|The background on this head badge photo will be a little trickier to remove. The background is red, but there are also red details in the badge. I'll have to tell PowerPoint what to keep and what to remove, as it may try to remove too much.|
Step Five - Position the New Photo:
The background has been successfully removed from the Fuso head badge photo. Now I can position it where I want it in my collage.
Final Step - Save Your Picture:
As long as you want to keep adding photos, and making adjustments to your work, just keep saving the PowerPoint presentation as you normally would. But when it's completely done, you'll want to save it differently than the default setting. You want a picture file - not a presentation/slide-show.
|When your collage is finished, and you want to save it as a picture, pull up the "Save As" option under the "File" menu, click on the "Format" window and scroll down through the options. You can select .JPEG, or .GIF or some other picture file-type.|
|There we go - the finished product.|
|This was used in an article about my first set of hand-built wheels:|
A Bike Geek's Dream.

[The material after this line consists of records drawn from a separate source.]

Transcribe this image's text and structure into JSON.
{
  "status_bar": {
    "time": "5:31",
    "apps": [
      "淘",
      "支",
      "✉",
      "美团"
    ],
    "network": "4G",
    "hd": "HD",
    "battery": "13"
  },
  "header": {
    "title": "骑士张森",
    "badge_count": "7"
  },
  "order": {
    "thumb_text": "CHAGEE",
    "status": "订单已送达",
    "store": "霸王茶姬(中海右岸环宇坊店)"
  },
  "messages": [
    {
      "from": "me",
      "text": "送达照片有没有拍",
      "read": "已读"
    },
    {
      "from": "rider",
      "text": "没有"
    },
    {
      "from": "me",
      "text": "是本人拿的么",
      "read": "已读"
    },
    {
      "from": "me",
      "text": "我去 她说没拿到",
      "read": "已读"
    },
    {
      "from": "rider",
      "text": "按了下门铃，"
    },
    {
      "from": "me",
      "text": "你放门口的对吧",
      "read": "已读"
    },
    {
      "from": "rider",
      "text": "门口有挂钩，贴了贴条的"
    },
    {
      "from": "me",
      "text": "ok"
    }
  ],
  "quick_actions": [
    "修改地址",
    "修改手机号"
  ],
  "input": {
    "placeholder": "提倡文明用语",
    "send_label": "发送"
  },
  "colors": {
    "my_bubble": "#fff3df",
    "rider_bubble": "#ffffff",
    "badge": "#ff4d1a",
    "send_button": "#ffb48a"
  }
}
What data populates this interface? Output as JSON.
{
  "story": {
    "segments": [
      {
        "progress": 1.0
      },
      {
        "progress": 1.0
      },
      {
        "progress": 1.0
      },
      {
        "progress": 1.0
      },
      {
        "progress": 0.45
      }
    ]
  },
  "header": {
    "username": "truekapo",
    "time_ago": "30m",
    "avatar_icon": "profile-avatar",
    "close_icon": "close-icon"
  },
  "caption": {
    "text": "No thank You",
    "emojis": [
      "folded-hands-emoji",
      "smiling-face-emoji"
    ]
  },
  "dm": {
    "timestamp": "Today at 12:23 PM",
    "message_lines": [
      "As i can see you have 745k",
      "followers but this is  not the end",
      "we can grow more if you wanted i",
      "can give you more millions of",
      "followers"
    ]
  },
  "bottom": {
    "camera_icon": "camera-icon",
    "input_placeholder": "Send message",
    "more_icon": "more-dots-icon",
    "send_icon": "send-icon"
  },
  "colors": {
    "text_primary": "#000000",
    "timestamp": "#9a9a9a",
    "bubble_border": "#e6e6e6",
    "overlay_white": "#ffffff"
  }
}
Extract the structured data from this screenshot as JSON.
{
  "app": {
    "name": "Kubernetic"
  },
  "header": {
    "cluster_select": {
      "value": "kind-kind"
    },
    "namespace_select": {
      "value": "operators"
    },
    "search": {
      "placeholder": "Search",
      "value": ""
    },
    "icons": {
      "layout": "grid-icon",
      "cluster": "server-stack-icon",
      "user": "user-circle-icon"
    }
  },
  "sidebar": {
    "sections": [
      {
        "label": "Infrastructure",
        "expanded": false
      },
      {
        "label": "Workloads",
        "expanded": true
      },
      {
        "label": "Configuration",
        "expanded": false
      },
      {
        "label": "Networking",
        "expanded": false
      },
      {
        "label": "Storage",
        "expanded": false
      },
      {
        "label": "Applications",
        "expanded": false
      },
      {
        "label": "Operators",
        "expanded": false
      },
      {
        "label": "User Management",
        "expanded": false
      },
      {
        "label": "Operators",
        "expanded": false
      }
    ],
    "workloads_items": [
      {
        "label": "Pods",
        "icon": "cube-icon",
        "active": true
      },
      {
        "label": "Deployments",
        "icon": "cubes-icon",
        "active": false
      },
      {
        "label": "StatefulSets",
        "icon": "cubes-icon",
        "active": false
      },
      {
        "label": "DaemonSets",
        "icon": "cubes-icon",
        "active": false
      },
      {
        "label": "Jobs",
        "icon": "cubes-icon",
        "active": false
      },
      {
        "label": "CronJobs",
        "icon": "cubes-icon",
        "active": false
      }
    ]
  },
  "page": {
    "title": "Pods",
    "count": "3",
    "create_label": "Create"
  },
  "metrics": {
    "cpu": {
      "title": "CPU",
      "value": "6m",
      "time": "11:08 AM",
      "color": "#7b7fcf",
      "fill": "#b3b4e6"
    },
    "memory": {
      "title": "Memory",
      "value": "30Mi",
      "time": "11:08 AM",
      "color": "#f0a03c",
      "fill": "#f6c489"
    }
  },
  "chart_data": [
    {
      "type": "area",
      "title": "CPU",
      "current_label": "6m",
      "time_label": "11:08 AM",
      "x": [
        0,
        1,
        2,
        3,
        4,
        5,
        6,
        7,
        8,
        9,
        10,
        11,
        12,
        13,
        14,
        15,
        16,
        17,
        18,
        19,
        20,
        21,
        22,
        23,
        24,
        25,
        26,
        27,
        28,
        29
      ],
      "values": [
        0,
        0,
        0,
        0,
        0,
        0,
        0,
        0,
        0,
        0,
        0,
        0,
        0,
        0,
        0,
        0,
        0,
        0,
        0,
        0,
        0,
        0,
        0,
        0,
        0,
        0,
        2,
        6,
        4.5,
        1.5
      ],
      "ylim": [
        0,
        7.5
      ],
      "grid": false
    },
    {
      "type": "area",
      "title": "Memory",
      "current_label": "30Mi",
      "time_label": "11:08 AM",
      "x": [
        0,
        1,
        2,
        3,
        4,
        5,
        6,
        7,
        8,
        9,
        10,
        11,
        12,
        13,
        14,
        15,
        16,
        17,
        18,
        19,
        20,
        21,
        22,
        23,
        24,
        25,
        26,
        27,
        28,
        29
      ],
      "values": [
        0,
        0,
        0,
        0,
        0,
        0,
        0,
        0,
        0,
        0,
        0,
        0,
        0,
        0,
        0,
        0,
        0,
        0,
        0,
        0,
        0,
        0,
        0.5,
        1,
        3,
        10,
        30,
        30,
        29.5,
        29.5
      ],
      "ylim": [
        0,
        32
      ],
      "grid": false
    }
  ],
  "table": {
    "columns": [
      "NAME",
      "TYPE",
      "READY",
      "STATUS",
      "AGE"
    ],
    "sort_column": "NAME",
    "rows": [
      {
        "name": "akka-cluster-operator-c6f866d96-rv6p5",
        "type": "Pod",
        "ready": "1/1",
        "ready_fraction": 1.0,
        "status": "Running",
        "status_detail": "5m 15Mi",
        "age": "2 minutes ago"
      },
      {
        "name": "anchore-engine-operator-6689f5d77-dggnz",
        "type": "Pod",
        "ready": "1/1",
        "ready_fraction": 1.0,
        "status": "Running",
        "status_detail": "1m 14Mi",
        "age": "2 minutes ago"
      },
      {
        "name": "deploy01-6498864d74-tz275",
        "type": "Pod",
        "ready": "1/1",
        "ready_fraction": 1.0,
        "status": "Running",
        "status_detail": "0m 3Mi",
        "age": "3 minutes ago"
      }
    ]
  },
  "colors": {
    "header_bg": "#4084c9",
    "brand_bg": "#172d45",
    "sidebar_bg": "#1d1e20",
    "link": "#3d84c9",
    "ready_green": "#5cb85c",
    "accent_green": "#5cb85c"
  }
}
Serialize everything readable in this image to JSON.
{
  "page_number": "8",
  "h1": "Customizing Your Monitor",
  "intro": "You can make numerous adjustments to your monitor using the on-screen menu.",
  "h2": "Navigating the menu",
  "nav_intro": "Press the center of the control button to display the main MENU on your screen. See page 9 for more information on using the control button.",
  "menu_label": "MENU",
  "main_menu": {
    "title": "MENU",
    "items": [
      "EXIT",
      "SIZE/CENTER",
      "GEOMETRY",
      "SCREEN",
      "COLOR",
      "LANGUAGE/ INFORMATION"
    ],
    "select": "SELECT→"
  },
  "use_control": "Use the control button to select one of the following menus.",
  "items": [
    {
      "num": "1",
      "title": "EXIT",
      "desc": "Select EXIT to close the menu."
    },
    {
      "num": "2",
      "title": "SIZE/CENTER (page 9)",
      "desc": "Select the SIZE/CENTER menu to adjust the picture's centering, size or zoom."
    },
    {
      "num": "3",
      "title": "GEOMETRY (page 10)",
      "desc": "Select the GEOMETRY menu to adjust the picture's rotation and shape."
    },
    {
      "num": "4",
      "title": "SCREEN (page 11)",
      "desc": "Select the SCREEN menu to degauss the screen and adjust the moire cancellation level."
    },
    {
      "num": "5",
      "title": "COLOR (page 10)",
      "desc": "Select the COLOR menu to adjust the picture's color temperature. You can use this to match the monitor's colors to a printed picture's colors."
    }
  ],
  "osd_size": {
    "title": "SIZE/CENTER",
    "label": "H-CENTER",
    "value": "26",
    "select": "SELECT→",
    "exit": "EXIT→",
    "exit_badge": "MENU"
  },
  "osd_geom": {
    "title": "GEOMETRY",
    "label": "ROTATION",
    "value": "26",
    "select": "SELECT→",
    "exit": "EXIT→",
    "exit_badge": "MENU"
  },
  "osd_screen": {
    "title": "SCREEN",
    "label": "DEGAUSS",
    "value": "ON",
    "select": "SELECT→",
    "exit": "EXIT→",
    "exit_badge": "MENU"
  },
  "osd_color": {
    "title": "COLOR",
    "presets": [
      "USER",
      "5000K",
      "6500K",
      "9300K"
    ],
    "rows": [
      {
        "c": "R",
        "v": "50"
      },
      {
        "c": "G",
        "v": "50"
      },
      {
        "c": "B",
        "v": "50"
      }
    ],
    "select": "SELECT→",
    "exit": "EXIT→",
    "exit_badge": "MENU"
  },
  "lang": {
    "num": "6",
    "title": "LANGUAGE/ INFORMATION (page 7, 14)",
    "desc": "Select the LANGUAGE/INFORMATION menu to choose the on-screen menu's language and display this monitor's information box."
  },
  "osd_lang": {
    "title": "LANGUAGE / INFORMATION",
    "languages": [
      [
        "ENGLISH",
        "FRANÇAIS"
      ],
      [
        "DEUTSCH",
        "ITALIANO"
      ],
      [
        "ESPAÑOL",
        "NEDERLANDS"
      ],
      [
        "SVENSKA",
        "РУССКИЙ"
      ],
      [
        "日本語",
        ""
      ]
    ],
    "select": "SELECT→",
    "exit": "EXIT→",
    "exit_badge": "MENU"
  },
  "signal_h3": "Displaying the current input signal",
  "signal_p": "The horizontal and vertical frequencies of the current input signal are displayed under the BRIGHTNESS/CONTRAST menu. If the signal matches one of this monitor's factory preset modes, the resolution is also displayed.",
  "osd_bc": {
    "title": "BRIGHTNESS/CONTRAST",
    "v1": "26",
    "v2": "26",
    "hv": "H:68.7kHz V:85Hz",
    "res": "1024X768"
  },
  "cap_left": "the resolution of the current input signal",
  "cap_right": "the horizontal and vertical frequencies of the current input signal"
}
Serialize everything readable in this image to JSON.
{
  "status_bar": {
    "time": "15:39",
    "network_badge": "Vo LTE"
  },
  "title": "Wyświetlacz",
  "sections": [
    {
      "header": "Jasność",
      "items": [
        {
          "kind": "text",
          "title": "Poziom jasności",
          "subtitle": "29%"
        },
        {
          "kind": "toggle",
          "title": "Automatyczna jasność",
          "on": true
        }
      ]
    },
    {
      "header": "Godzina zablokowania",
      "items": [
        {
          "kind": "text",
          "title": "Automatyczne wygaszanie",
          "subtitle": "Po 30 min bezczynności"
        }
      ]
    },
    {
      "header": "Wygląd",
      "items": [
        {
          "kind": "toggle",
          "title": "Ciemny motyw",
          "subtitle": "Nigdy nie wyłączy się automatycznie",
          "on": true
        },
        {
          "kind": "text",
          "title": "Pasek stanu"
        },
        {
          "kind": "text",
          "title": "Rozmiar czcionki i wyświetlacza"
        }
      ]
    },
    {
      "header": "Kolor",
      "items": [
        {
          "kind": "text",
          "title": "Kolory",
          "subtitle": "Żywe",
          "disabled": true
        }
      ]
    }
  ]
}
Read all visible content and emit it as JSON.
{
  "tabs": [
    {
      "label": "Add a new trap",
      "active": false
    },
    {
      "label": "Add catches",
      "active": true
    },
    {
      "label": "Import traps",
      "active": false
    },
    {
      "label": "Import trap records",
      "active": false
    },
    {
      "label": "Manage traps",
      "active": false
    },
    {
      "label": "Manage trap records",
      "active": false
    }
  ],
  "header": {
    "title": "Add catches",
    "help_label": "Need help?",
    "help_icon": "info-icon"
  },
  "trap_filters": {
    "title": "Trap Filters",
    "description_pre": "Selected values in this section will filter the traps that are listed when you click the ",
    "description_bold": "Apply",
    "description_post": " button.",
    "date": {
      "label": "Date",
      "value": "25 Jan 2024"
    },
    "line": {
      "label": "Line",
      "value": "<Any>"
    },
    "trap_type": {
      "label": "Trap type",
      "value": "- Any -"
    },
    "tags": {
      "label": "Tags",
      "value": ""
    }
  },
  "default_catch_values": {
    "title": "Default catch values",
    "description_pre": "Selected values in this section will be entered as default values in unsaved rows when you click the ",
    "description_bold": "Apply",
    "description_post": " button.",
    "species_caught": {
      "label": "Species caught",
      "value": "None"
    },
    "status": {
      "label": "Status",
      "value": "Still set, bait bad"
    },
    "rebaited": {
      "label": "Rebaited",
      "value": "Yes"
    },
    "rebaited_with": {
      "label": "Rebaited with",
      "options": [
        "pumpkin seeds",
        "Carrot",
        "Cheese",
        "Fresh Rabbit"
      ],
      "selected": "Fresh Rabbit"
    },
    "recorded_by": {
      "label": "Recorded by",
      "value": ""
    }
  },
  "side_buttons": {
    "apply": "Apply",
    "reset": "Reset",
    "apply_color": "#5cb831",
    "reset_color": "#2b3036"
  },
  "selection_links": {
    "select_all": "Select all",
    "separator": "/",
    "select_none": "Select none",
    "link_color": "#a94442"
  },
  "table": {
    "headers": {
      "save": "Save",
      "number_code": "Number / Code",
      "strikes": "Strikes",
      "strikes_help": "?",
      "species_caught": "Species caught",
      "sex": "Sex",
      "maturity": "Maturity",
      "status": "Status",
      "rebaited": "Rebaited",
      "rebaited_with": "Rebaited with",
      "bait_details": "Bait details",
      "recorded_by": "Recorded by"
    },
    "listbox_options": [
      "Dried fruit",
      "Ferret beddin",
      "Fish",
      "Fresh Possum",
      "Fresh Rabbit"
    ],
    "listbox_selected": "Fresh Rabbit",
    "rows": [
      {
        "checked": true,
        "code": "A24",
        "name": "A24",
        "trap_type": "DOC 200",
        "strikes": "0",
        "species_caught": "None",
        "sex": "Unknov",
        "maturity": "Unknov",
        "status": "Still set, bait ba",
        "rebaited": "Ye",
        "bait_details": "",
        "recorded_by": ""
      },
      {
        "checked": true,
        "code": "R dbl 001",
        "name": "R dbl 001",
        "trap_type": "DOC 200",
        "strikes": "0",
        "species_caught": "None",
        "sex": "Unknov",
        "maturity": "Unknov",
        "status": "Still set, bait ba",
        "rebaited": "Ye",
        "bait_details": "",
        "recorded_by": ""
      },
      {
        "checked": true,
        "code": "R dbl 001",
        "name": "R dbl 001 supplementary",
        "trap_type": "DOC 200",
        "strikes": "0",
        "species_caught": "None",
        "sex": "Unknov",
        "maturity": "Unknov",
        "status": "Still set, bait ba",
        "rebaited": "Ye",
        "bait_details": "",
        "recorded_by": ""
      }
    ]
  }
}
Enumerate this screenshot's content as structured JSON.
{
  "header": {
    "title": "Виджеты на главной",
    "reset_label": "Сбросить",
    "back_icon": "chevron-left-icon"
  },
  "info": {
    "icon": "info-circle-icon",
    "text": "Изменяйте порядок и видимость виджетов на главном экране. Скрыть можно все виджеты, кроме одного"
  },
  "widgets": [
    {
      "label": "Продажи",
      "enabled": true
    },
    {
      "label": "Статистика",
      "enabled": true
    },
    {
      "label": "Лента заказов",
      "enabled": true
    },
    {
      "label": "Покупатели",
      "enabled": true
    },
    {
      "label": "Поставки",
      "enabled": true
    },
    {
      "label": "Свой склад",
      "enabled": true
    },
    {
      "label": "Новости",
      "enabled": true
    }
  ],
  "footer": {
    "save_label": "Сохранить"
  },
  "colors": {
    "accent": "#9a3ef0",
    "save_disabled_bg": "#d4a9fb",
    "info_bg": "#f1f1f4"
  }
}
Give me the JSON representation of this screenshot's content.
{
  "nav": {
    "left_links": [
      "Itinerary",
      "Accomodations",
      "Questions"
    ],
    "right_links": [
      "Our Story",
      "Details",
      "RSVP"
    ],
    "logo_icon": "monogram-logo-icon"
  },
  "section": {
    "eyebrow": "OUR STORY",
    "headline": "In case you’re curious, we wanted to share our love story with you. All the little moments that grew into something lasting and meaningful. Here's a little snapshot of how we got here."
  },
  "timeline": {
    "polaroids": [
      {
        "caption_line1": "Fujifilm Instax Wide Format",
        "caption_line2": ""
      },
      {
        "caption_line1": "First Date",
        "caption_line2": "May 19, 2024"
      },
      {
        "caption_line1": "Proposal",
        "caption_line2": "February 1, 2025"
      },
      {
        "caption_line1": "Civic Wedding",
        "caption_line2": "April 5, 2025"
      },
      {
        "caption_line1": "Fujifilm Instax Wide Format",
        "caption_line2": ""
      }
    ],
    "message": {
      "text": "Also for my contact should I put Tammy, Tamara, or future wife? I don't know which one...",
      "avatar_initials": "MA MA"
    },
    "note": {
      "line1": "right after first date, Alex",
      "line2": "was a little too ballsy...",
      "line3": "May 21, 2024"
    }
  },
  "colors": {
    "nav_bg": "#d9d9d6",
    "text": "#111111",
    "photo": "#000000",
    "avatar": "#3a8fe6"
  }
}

|This over-the-top-ridiculous composite was made for an article about spontaneously combusting bicycles. Caution: This Bike May Self Destruct. I used parts of about four separate photos.|
It's also worth noting that I added arrows and text to my instructional screenshots above using the same basic tools in PowerPoint, then saved them as .JPEGs.